EXERCISE BRIEF: Go through the records below and return each line that has "Display" in it.

RECORDS FOR THIS EXERCISE:

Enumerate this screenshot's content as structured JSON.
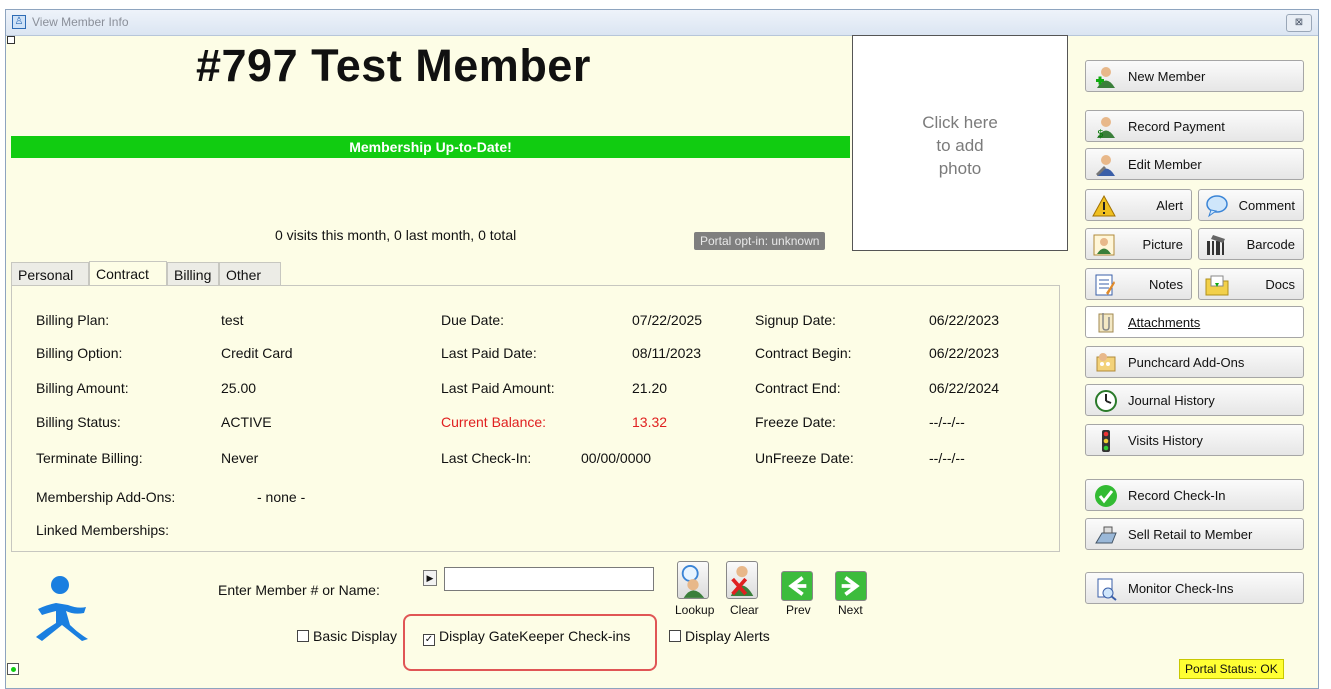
{
  "window": {
    "title": "View Member Info",
    "close_glyph": "⊠"
  },
  "member": {
    "title": "#797  Test Member",
    "status": "Membership Up-to-Date!",
    "visits": "0 visits this month, 0 last month, 0 total",
    "portal_opt": "Portal opt-in: unknown",
    "photo_prompt": [
      "Click here",
      "to add",
      "photo"
    ]
  },
  "tabs": [
    "Personal",
    "Contract",
    "Billing",
    "Other"
  ],
  "contract": {
    "billing_plan_label": "Billing Plan:",
    "billing_plan": "test",
    "billing_option_label": "Billing Option:",
    "billing_option": "Credit Card",
    "billing_amount_label": "Billing Amount:",
    "billing_amount": "25.00",
    "billing_status_label": "Billing Status:",
    "billing_status": "ACTIVE",
    "terminate_label": "Terminate Billing:",
    "terminate": "Never",
    "due_date_label": "Due Date:",
    "due_date": "07/22/2025",
    "last_paid_date_label": "Last Paid Date:",
    "last_paid_date": "08/11/2023",
    "last_paid_amount_label": "Last Paid Amount:",
    "last_paid_amount": "21.20",
    "current_balance_label": "Current Balance:",
    "current_balance": "13.32",
    "last_checkin_label": "Last Check-In:",
    "last_checkin": "00/00/0000",
    "signup_label": "Signup Date:",
    "signup": "06/22/2023",
    "contract_begin_label": "Contract Begin:",
    "contract_begin": "06/22/2023",
    "contract_end_label": "Contract End:",
    "contract_end": "06/22/2024",
    "freeze_label": "Freeze Date:",
    "freeze": "--/--/--",
    "unfreeze_label": "UnFreeze Date:",
    "unfreeze": "--/--/--",
    "addons_label": "Membership Add-Ons:",
    "addons": "- none -",
    "linked_label": "Linked Memberships:"
  },
  "actions": {
    "new_member": "New Member",
    "record_payment": "Record Payment",
    "edit_member": "Edit Member",
    "alert": "Alert",
    "comment": "Comment",
    "picture": "Picture",
    "barcode": "Barcode",
    "notes": "Notes",
    "docs": "Docs",
    "attachments": "Attachments",
    "punchcard": "Punchcard Add-Ons",
    "journal": "Journal History",
    "visits_history": "Visits History",
    "record_checkin": "Record Check-In",
    "sell_retail": "Sell Retail to Member",
    "monitor_checkins": "Monitor Check-Ins"
  },
  "lookup": {
    "label": "Enter Member # or Name:",
    "value": "",
    "lookup": "Lookup",
    "clear": "Clear",
    "prev": "Prev",
    "next": "Next"
  },
  "options": {
    "basic_display": "Basic Display",
    "basic_checked": false,
    "gatekeeper": "Display GateKeeper Check-ins",
    "gatekeeper_checked": true,
    "display_alerts": "Display Alerts",
    "alerts_checked": false
  },
  "footer": {
    "portal_status": "Portal Status: OK"
  },
  "colors": {
    "status_green": "#11cc11",
    "balance_red": "#e02020",
    "panel_bg": "#fdfde6",
    "portal_yellow": "#ffff33"
  }
}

RESULT OF THIS EXERCISE:
    "basic_display": "Basic Display",
    "gatekeeper": "Display GateKeeper Check-ins",
    "display_alerts": "Display Alerts",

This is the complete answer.